Flipkart CEO Kalyan Krishnamoorthy has said that the e-commerce marketplace is planning to get into the grocery segment. Kalyan divulged this at a TiE event in New Delhi while making his first public appearance since taking over as CEO in January. He, however, gave no specifics of the plan in terms of how and when.
“Yes, we will get into grocery… 80 percent of units bought in India is grocery, so we have to get into it,” a PTI report quoted him as saying.
Having conquered the mobile phone and fashion segments—in the latter they claim a 70 percent market share in alliance with Jabong and Myntra—Flipkart’s entry into the grocery sector is widely seen as a move to take on Amazon in the one category in which the US-based titan has established itself.

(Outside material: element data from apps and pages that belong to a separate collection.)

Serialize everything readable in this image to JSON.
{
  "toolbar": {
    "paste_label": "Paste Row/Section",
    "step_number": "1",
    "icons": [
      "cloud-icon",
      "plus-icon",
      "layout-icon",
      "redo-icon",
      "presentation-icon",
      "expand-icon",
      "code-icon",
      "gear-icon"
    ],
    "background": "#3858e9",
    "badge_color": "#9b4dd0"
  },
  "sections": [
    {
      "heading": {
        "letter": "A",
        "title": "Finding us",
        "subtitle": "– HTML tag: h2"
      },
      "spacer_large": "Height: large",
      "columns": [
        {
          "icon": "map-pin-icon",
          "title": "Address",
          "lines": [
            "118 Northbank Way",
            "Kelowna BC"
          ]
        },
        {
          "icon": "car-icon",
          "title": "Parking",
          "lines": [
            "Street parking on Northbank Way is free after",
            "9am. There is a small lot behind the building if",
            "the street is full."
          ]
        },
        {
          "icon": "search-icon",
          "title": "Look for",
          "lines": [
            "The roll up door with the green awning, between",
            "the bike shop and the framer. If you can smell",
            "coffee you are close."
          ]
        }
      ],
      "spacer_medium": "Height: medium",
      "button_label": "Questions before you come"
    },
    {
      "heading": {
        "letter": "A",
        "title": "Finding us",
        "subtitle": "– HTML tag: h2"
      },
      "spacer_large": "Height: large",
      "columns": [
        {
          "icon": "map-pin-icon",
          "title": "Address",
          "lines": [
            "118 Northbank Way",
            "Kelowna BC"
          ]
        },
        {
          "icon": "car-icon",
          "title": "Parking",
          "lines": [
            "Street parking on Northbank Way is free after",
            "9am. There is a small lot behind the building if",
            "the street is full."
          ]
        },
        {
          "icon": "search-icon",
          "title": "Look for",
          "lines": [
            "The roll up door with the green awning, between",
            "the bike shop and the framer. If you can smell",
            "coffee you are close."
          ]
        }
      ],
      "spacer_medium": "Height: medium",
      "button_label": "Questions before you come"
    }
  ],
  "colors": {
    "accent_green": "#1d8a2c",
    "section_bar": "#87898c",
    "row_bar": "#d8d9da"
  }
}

In fact, Flipkart’s announcement comes at a time when talks are reportedly underway for online grocery market leader Big Basket’s acquisition by Amazon India, which runs a similar service, ‘Amazon Pantry’, in 29 cities in the country.
In October 2015, Flipkart launched its own grocery delivery arm, ‘Nearby’, only to shut it down in February the following year. The reasons were obvious: online grocery demands a supply chain that is entirely different from the one needed for a horizontal marketplace. Also, their pilot was in Bengaluru, which was already the comfort zone of sector leaders Big Basket and Grofers.
But in its second innings, Flipkart will surely be more cautious. Now that 100 percent FDI has been allowed in food retail, Flipkart can afford to go in for an inventory model like Big Basket’s. Grofers, the hyperlocal leader in online grocery, has shifted to a 70 percent inventory model over the past year.
Flipkart recently launched its private label, Flipkart Smartbuy, an umbrella brand under which it will sell 50 categories, including consumer electronics, furniture, and fashion. But Kalyan has not specified yet whether the unicorn’s grocery venture will be private label or not.
Big Basket’s CEO and Co-founder Hari Menon says that it’s a good thing that more players are entering the online grocery space. He told YourStory,
“Grocery is a very large market. It’s worth $450 billion. With more players, it will open up the addressable market much faster, and there is enough space for more players.”
Big Basket’s private labels are already present in about 1,200 kirana stores, besides on its website. They also sell through hotels, restaurants and cafes. Private labels account for 33-34 percent of the current revenue of Big Basket, and they are targeting 40 percent by 2017-end.
Last year, market research firm Research and Markets, in its E-Grocery Market – India report, stated that India’s online grocery market was the sixth largest in the world, and was among the fastest growing markets as well. It anticipated that the country’s e-grocery market would grow to as much as $20 billion by 2020.
In June 2016, the Central government permitted 100 percent FDI in food retail, a move that could benefit players like Big Basket, for whom 70 percent of private label items happen to be food.
Recently, the government said that it was considering permitting FDI in non-food items too in offline and online retail. The time has never been more opportune for e-commerce players to launch grocery services.
Now that Flipkart has raised $1.4 billion, more launches are expected from it. A few months ago, it was reported that Flipkart was planning to get into food delivery; that, however, never took shape. But now, Flipkart seems to be going all out in its competition with Amazon.
The company will have to be circumspect, however, as the market plays host to established players like Amazon, Big Basket, and Grofers, having felled practically every other major contender in the space including Peppertap and Local Banya last year and taxi aggregator Ola’s venture in the space, OlaCafe, the year before, within just a few months of its launch.